### WORK TO COMPLETE
Below are the records; collect from them each line containing the string "Backpropagation".

### SUPPLIED DATA
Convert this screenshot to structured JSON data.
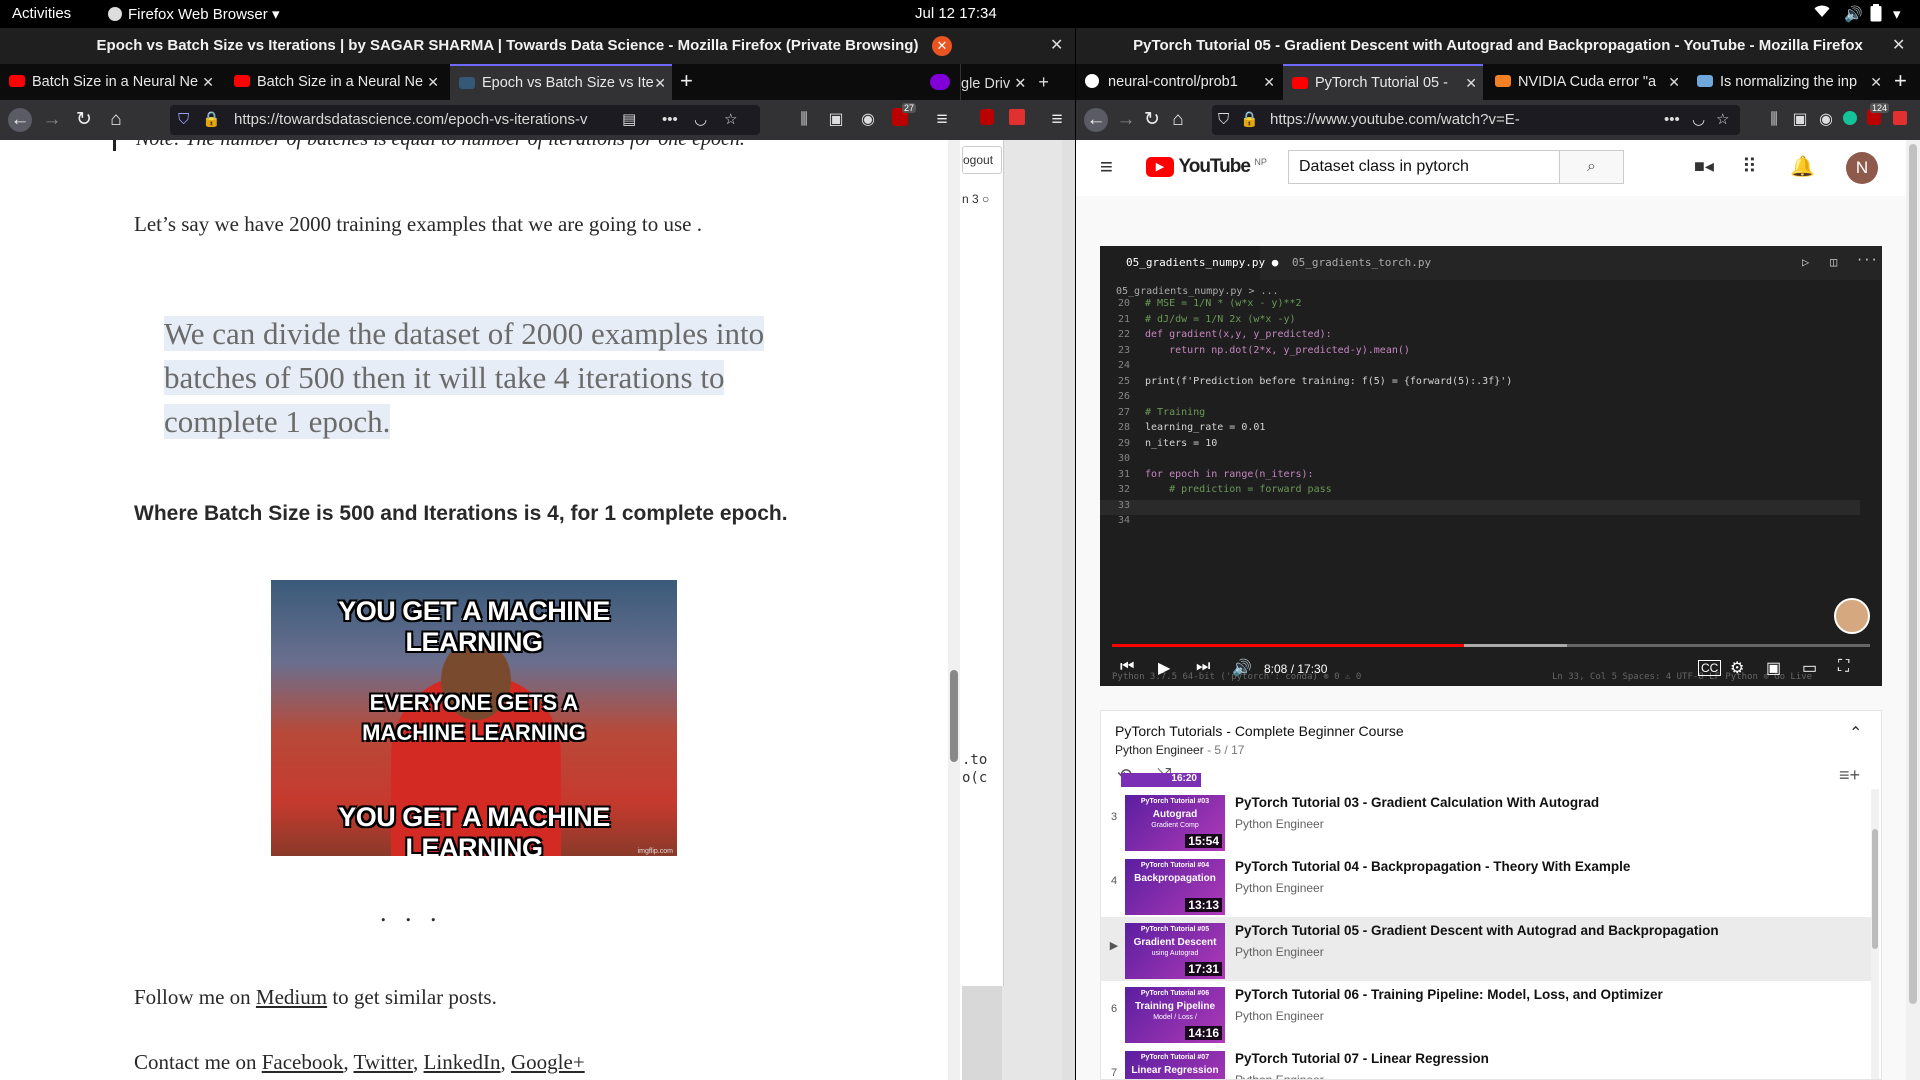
{
  "topbar": {
    "activities": "Activities",
    "app_menu": "Firefox Web Browser",
    "clock": "Jul 12  17:34"
  },
  "left_window": {
    "title": "Epoch vs Batch Size vs Iterations | by SAGAR SHARMA | Towards Data Science - Mozilla Firefox (Private Browsing)",
    "tabs": [
      {
        "label": "Batch Size in a Neural Ne",
        "favicon_color": "#ff0000"
      },
      {
        "label": "Batch Size in a Neural Ne",
        "favicon_color": "#ff0000"
      },
      {
        "label": "Epoch vs Batch Size vs Ite",
        "favicon_color": "#355876"
      }
    ],
    "url": "https://towardsdatascience.com/epoch-vs-iterations-v",
    "ublock_badge": "27",
    "behind_tab_text": "gle Driv",
    "behind_logout": "ogout",
    "behind_text2": "n 3",
    "behind_code1": ".to",
    "behind_code2": "o(c"
  },
  "article": {
    "note_partial": "Note: The number of batches is equal to number of iterations for one epoch.",
    "intro": "Let’s say we have 2000 training examples that we are going to use .",
    "quote_lines": [
      "We can divide the dataset of 2000 examples into",
      "batches of 500 then it will take 4 iterations to",
      "complete 1 epoch."
    ],
    "bold_statement": "Where Batch Size is 500 and Iterations is 4, for 1 complete epoch.",
    "meme": {
      "top": "YOU GET A MACHINE LEARNING",
      "middle_1": "EVERYONE GETS A",
      "middle_2": "MACHINE LEARNING",
      "bottom": "YOU GET A MACHINE LEARNING",
      "credit": "imgflip.com"
    },
    "separator": ". . .",
    "follow_prefix": "Follow me on ",
    "follow_link": "Medium",
    "follow_suffix": " to get similar posts.",
    "contact_prefix": "Contact me on ",
    "contact_links": [
      "Facebook",
      "Twitter",
      "LinkedIn",
      "Google+"
    ]
  },
  "right_window": {
    "title": "PyTorch Tutorial 05 - Gradient Descent with Autograd and Backpropagation - YouTube - Mozilla Firefox",
    "tabs": [
      {
        "label": "neural-control/prob1",
        "favicon_color": "#ffffff"
      },
      {
        "label": "PyTorch Tutorial 05 -",
        "favicon_color": "#ff0000"
      },
      {
        "label": "NVIDIA Cuda error \"a",
        "favicon_color": "#f48024"
      },
      {
        "label": "Is normalizing the inp",
        "favicon_color": "#6fa8dc"
      }
    ],
    "url": "https://www.youtube.com/watch?v=E-",
    "badge": "124"
  },
  "youtube": {
    "logo_text": "YouTube",
    "region": "NP",
    "search_value": "Dataset class in pytorch",
    "avatar_letter": "N",
    "player": {
      "time": "8:08 / 17:30",
      "progress_fraction": 0.465,
      "buffered_fraction": 0.6,
      "editor_tabs": [
        "05_gradients_numpy.py",
        "05_gradients_torch.py"
      ],
      "breadcrumb": "05_gradients_numpy.py > ...",
      "code_lines": [
        {
          "n": "20",
          "t": "# MSE = 1/N * (w*x - y)**2"
        },
        {
          "n": "21",
          "t": "# dJ/dw = 1/N 2x (w*x -y)"
        },
        {
          "n": "22",
          "t": "def gradient(x,y, y_predicted):"
        },
        {
          "n": "23",
          "t": "    return np.dot(2*x, y_predicted-y).mean()"
        },
        {
          "n": "24",
          "t": ""
        },
        {
          "n": "25",
          "t": "print(f'Prediction before training: f(5) = {forward(5):.3f}')"
        },
        {
          "n": "26",
          "t": ""
        },
        {
          "n": "27",
          "t": "# Training"
        },
        {
          "n": "28",
          "t": "learning_rate = 0.01"
        },
        {
          "n": "29",
          "t": "n_iters = 10"
        },
        {
          "n": "30",
          "t": ""
        },
        {
          "n": "31",
          "t": "for epoch in range(n_iters):"
        },
        {
          "n": "32",
          "t": "    # prediction = forward pass"
        },
        {
          "n": "33",
          "t": ""
        },
        {
          "n": "34",
          "t": ""
        }
      ],
      "statusbar_left": "Python 3.7.5 64-bit ('pytorch': conda)   ⊗ 0 ⚠ 0",
      "statusbar_right": "Ln 33, Col 5    Spaces: 4    UTF-8    LF    Python    ⊙ Go Live"
    },
    "playlist": {
      "title": "PyTorch Tutorials - Complete Beginner Course",
      "channel": "Python Engineer",
      "position": "5 / 17",
      "partial_duration": "16:20",
      "items": [
        {
          "index": "3",
          "title": "PyTorch Tutorial 03 - Gradient Calculation With Autograd",
          "channel": "Python Engineer",
          "duration": "15:54",
          "thumb_label": "PyTorch Tutorial #03",
          "thumb_title": "Autograd",
          "thumb_sub": "Gradient Comp"
        },
        {
          "index": "4",
          "title": "PyTorch Tutorial 04 - Backpropagation - Theory With Example",
          "channel": "Python Engineer",
          "duration": "13:13",
          "thumb_label": "PyTorch Tutorial #04",
          "thumb_title": "Backpropagation",
          "thumb_sub": ""
        },
        {
          "index": "▶",
          "title": "PyTorch Tutorial 05 - Gradient Descent with Autograd and Backpropagation",
          "channel": "Python Engineer",
          "duration": "17:31",
          "thumb_label": "PyTorch Tutorial #05",
          "thumb_title": "Gradient Descent",
          "thumb_sub": "using Autograd"
        },
        {
          "index": "6",
          "title": "PyTorch Tutorial 06 - Training Pipeline: Model, Loss, and Optimizer",
          "channel": "Python Engineer",
          "duration": "14:16",
          "thumb_label": "PyTorch Tutorial #06",
          "thumb_title": "Training Pipeline",
          "thumb_sub": "Model / Loss /"
        },
        {
          "index": "7",
          "title": "PyTorch Tutorial 07 - Linear Regression",
          "channel": "Python Engineer",
          "duration": "",
          "thumb_label": "PyTorch Tutorial #07",
          "thumb_title": "Linear Regression",
          "thumb_sub": ""
        }
      ]
    }
  }
}
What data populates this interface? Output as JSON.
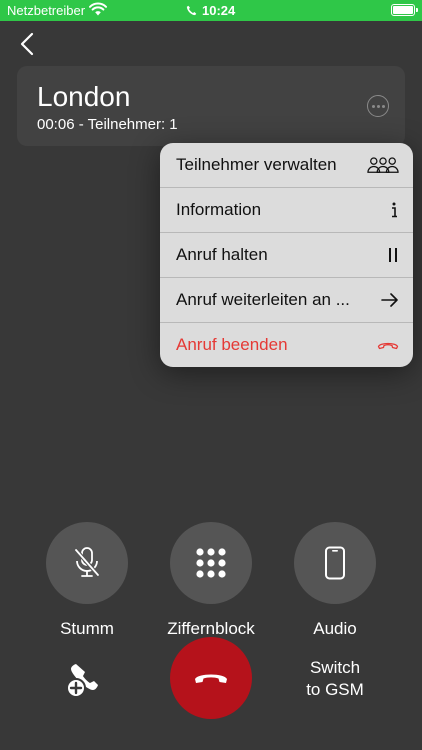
{
  "status_bar": {
    "carrier": "Netzbetreiber",
    "time": "10:24",
    "background": "#2fc748"
  },
  "call": {
    "title": "London",
    "subtitle": "00:06 - Teilnehmer: 1"
  },
  "menu": {
    "items": [
      {
        "label": "Teilnehmer verwalten",
        "icon": "participants-icon"
      },
      {
        "label": "Information",
        "icon": "info-icon"
      },
      {
        "label": "Anruf halten",
        "icon": "pause-icon"
      },
      {
        "label": "Anruf weiterleiten an ...",
        "icon": "arrow-right-icon"
      },
      {
        "label": "Anruf beenden",
        "icon": "hangup-icon",
        "color": "#e53935"
      }
    ]
  },
  "controls": {
    "mute_label": "Stumm",
    "keypad_label": "Ziffernblock",
    "audio_label": "Audio",
    "switch_line1": "Switch",
    "switch_line2": "to GSM"
  },
  "colors": {
    "background": "#383838",
    "hangup": "#b5121b",
    "danger": "#e53935"
  }
}
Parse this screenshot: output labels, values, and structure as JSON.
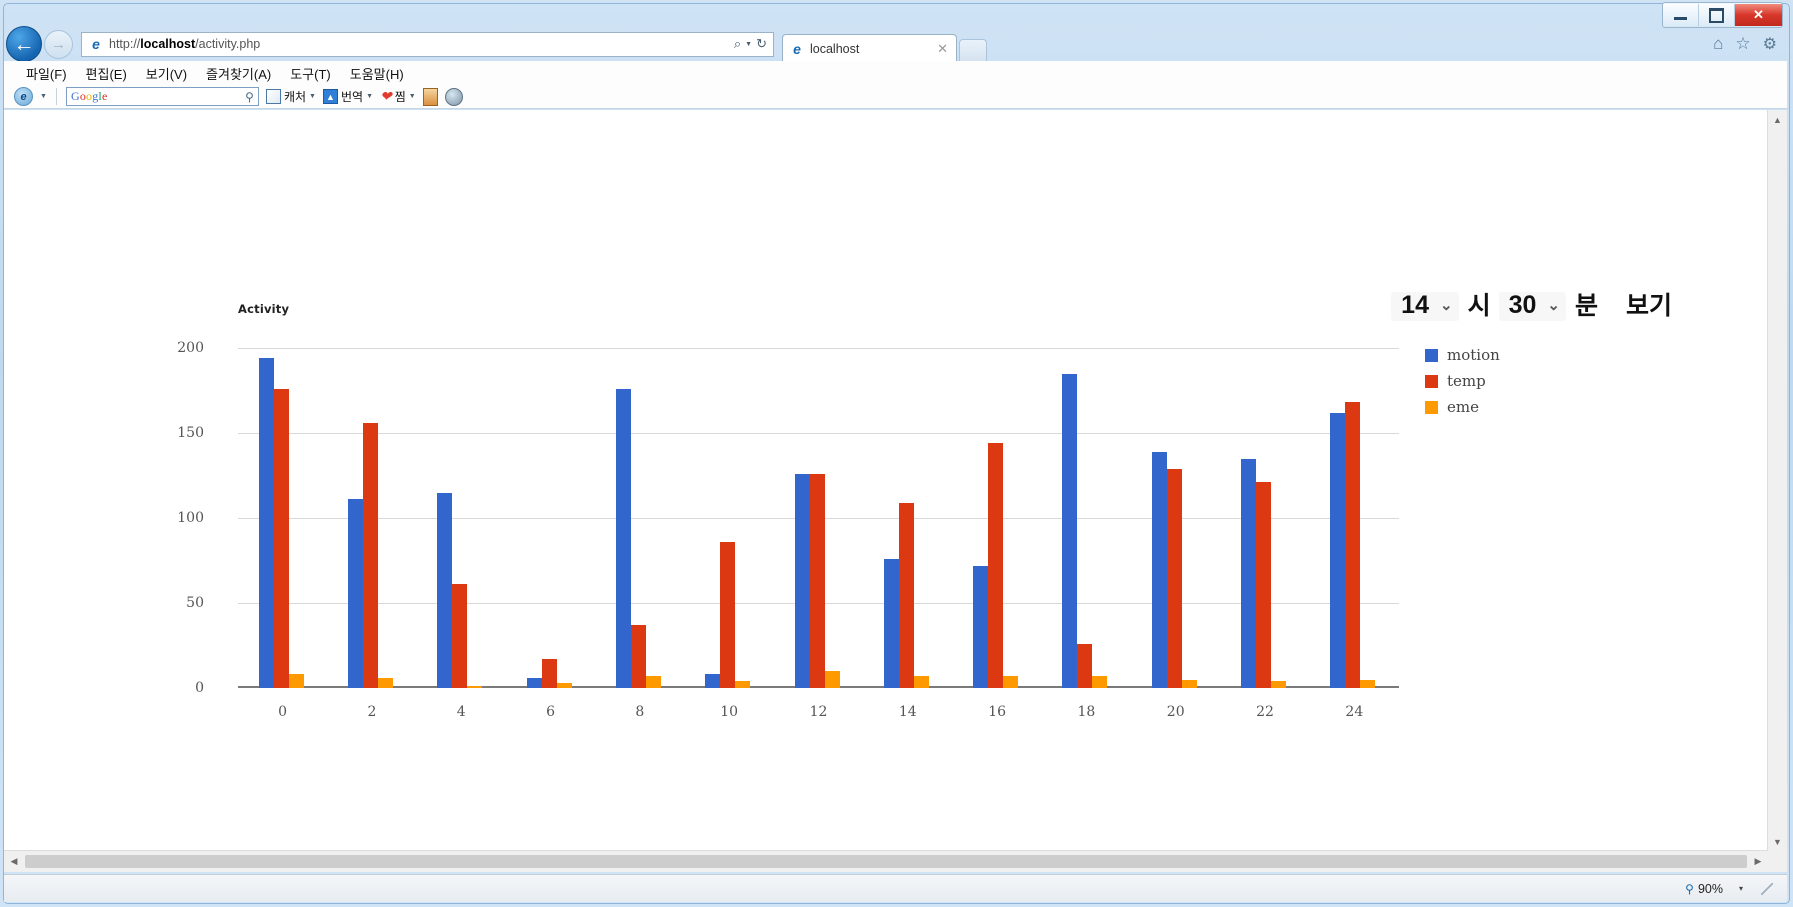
{
  "browser": {
    "window_buttons": {
      "minimize": "–",
      "maximize": "□",
      "close": "✕"
    },
    "back_icon": "←",
    "forward_icon": "→",
    "url": "http://localhost/activity.php",
    "url_host": "localhost",
    "url_prefix": "http://",
    "url_suffix": "/activity.php",
    "search_icon": "⌕",
    "refresh_icon": "↻",
    "tab_title": "localhost",
    "tab_close": "✕",
    "nav_right_icons": [
      "home-icon",
      "favorites-icon",
      "tools-icon"
    ],
    "home_icon": "⌂",
    "favorites_icon": "☆",
    "tools_icon": "⚙",
    "menu": [
      {
        "label": "파일(F)"
      },
      {
        "label": "편집(E)"
      },
      {
        "label": "보기(V)"
      },
      {
        "label": "즐겨찾기(A)"
      },
      {
        "label": "도구(T)"
      },
      {
        "label": "도움말(H)"
      }
    ],
    "google_toolbar": {
      "logo_letters": [
        "G",
        "o",
        "o",
        "g",
        "l",
        "e"
      ],
      "search_value": "",
      "search_placeholder": "",
      "items": [
        {
          "label": "캐처",
          "icon": "capture-icon",
          "caret": "▾"
        },
        {
          "label": "번역",
          "icon": "translate-icon",
          "caret": "▾"
        },
        {
          "label": "찜",
          "icon": "heart-icon",
          "caret": "▾"
        }
      ]
    },
    "statusbar": {
      "zoom_level": "90%",
      "zoom_caret": "▾"
    },
    "scroll": {
      "up": "▲",
      "down": "▼",
      "left": "◀",
      "right": "▶"
    }
  },
  "controls": {
    "hour_value": "14",
    "hour_unit": "시",
    "minute_value": "30",
    "minute_unit": "분",
    "view_button": "보기",
    "chevron": "⌄"
  },
  "chart_data": {
    "type": "bar",
    "title": "Activity",
    "xlabel": "",
    "ylabel": "",
    "ylim": [
      0,
      200
    ],
    "yticks": [
      0,
      50,
      100,
      150,
      200
    ],
    "ytick_labels": [
      "0",
      "50",
      "100",
      "150",
      "200"
    ],
    "categories": [
      "0",
      "2",
      "4",
      "6",
      "8",
      "10",
      "12",
      "14",
      "16",
      "18",
      "20",
      "22",
      "24"
    ],
    "grid": true,
    "legend_position": "right",
    "colors": {
      "motion": "#3366cc",
      "temp": "#dc3912",
      "eme": "#ff9900"
    },
    "series": [
      {
        "name": "motion",
        "color": "#3366cc",
        "values": [
          194,
          111,
          115,
          6,
          176,
          8,
          126,
          76,
          72,
          185,
          139,
          135,
          162
        ]
      },
      {
        "name": "temp",
        "color": "#dc3912",
        "values": [
          176,
          156,
          61,
          17,
          37,
          86,
          126,
          109,
          144,
          26,
          129,
          121,
          168
        ]
      },
      {
        "name": "eme",
        "color": "#ff9900",
        "values": [
          8,
          6,
          1,
          3,
          7,
          4,
          10,
          7,
          7,
          7,
          5,
          4,
          5
        ]
      }
    ]
  }
}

### FINISHED TASK
    "title": "PyTorch Tutorial 05 - Gradient Descent with Autograd and Backpropagation - YouTube - Mozilla Firefox",
          "title": "PyTorch Tutorial 04 - Backpropagation - Theory With Example",
          "thumb_title": "Backpropagation",
          "title": "PyTorch Tutorial 05 - Gradient Descent with Autograd and Backpropagation",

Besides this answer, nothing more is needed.